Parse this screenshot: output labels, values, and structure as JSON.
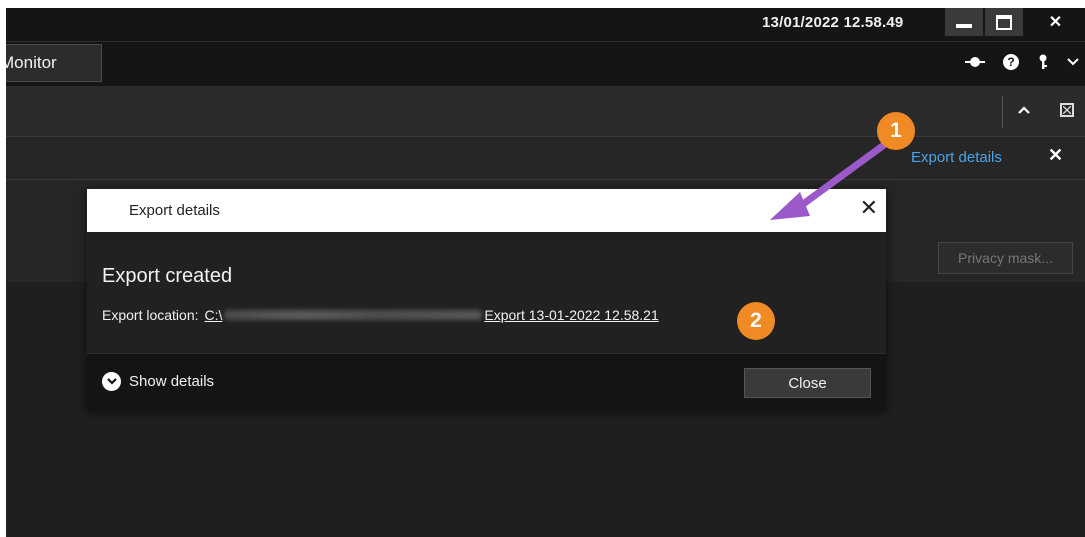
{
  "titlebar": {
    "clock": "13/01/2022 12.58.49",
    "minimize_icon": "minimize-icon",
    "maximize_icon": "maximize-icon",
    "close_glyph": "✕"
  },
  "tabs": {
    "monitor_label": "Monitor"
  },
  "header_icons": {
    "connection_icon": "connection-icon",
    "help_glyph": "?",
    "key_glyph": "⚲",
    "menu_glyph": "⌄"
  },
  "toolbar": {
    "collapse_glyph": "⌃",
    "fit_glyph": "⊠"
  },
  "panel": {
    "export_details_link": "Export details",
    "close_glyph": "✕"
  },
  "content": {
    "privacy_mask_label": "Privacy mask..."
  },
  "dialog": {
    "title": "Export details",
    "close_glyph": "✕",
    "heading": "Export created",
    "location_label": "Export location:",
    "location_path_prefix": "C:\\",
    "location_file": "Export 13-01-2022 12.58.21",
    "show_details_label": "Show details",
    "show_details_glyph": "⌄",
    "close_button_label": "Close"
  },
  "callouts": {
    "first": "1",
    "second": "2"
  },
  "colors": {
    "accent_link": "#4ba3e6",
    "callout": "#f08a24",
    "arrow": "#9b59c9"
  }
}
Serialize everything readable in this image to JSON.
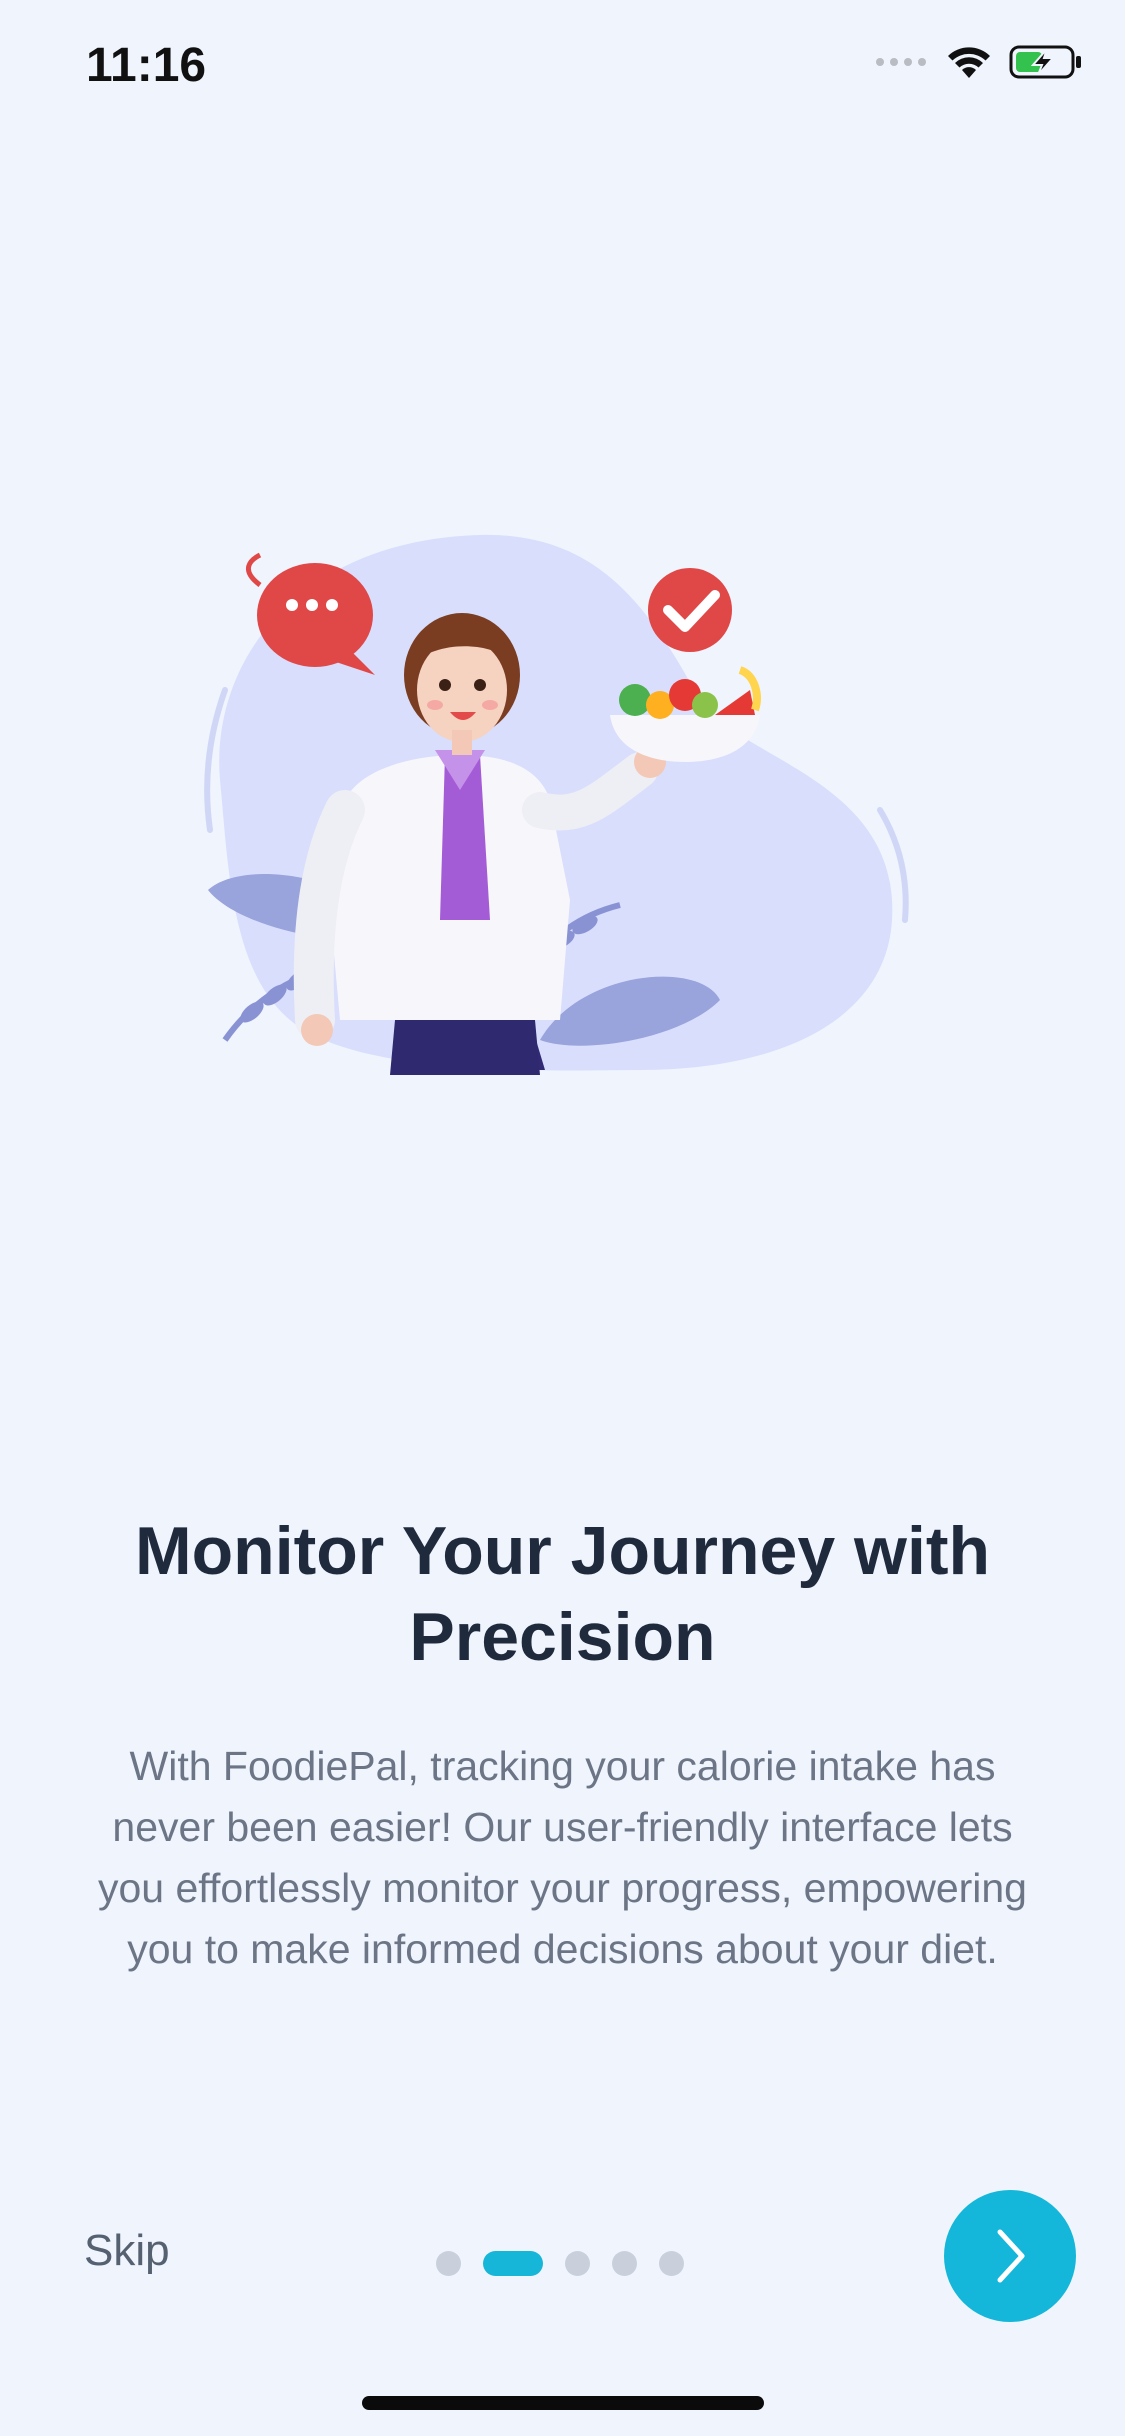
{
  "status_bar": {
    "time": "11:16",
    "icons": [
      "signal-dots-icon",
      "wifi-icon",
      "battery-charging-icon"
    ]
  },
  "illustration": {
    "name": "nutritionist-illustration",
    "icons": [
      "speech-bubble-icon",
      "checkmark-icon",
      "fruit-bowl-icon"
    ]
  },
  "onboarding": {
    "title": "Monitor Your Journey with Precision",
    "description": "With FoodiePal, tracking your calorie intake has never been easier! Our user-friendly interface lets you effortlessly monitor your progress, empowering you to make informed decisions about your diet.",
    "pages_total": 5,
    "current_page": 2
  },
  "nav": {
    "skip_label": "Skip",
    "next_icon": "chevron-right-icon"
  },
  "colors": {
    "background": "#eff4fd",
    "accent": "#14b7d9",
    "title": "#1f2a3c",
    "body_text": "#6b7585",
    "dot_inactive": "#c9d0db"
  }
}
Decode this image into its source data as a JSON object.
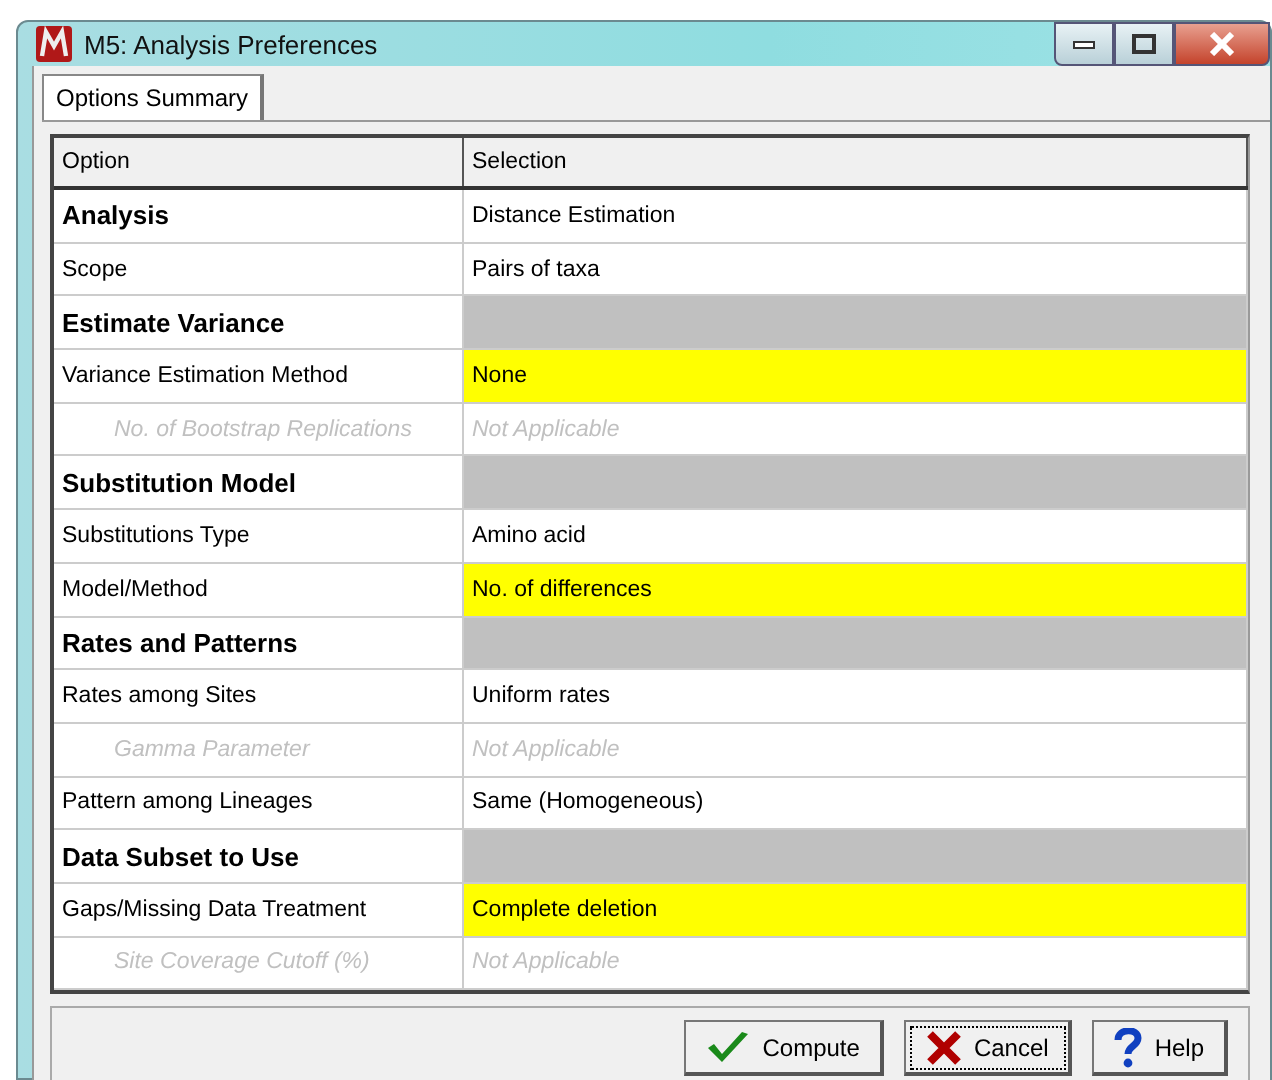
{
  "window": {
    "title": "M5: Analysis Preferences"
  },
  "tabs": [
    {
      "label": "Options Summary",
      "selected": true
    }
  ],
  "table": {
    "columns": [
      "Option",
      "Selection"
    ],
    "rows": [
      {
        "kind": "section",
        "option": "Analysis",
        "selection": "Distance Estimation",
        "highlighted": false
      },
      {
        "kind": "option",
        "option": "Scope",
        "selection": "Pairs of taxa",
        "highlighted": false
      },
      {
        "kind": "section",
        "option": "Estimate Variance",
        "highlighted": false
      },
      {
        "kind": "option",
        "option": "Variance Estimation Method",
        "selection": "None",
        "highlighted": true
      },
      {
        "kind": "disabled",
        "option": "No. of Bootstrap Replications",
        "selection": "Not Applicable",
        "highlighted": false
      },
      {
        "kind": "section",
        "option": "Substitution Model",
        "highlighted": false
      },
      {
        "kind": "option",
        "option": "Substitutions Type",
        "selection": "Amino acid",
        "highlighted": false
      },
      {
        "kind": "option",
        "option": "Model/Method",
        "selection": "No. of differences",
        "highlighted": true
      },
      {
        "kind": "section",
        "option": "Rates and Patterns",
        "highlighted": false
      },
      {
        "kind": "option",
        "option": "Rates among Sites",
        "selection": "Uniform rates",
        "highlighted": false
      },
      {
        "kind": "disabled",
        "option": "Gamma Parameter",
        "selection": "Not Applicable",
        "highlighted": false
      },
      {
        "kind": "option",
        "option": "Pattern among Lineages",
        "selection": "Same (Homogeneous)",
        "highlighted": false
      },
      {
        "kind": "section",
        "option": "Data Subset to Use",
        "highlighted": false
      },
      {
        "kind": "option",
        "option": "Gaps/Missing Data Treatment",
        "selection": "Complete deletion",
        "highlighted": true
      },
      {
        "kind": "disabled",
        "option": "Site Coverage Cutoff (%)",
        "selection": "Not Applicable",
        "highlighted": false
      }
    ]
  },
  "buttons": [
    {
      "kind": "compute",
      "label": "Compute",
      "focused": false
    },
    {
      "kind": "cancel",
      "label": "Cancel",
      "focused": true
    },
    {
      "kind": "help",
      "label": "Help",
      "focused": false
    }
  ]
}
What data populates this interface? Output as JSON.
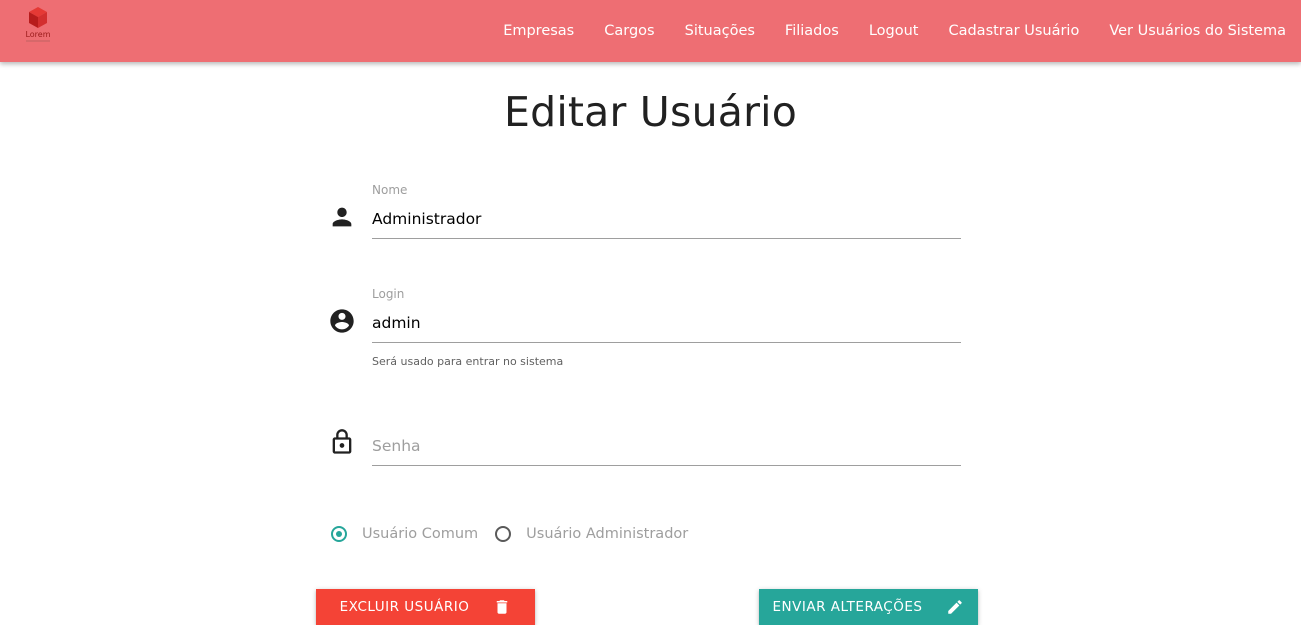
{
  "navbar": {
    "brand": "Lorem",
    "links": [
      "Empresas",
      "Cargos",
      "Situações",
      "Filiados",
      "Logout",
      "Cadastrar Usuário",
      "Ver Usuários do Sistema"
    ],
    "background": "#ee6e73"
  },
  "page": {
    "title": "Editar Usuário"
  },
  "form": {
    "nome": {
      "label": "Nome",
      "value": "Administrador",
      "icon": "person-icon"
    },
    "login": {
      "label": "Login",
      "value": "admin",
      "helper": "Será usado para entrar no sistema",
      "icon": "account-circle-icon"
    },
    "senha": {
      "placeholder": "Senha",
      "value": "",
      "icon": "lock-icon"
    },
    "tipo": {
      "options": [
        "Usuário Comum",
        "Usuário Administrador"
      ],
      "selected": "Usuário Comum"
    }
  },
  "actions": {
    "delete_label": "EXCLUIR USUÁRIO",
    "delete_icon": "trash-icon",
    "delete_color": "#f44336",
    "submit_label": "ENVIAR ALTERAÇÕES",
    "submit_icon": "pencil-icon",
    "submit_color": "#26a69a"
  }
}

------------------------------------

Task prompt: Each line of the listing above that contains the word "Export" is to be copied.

Result:
    "export_details_link": "Export details",
    "title": "Export details",
    "heading": "Export created",
    "location_label": "Export location:",
    "location_file": "Export 13-01-2022 12.58.21",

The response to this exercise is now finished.